- Task goal -
Scan the data below for the string "audience". Copy every line where it appears.

Source data
┌────────
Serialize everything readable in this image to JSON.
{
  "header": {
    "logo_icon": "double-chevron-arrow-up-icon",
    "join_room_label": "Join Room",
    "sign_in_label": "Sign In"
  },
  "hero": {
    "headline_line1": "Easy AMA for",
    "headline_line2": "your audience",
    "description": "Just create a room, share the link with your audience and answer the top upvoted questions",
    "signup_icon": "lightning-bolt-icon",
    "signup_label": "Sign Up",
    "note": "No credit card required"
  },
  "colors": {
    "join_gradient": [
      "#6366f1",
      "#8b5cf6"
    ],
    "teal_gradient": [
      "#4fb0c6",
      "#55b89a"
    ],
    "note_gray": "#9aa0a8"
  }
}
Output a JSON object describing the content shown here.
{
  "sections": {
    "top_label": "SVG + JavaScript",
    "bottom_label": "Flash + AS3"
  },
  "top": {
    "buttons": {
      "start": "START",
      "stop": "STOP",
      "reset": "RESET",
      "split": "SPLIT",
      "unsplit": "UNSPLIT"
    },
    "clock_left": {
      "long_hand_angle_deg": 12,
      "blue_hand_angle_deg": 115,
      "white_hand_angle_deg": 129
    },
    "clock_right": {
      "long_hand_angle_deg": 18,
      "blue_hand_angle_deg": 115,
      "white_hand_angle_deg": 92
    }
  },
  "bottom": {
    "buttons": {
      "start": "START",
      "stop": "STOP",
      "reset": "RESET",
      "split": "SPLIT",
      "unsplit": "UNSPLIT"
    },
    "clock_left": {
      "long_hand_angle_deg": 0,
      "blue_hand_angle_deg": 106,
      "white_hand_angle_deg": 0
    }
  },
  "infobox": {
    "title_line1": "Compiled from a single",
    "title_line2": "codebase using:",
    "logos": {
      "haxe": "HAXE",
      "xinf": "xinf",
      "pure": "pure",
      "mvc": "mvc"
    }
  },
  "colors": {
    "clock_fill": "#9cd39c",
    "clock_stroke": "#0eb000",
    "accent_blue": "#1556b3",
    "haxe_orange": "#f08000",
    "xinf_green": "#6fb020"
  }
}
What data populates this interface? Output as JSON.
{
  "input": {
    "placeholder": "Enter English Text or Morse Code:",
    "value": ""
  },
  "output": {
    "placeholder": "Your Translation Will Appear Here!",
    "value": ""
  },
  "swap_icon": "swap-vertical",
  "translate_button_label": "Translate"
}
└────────
- Written solution -
    "headline_line2": "your audience",
    "description": "Just create a room, share the link with your audience and answer the top upvoted questions",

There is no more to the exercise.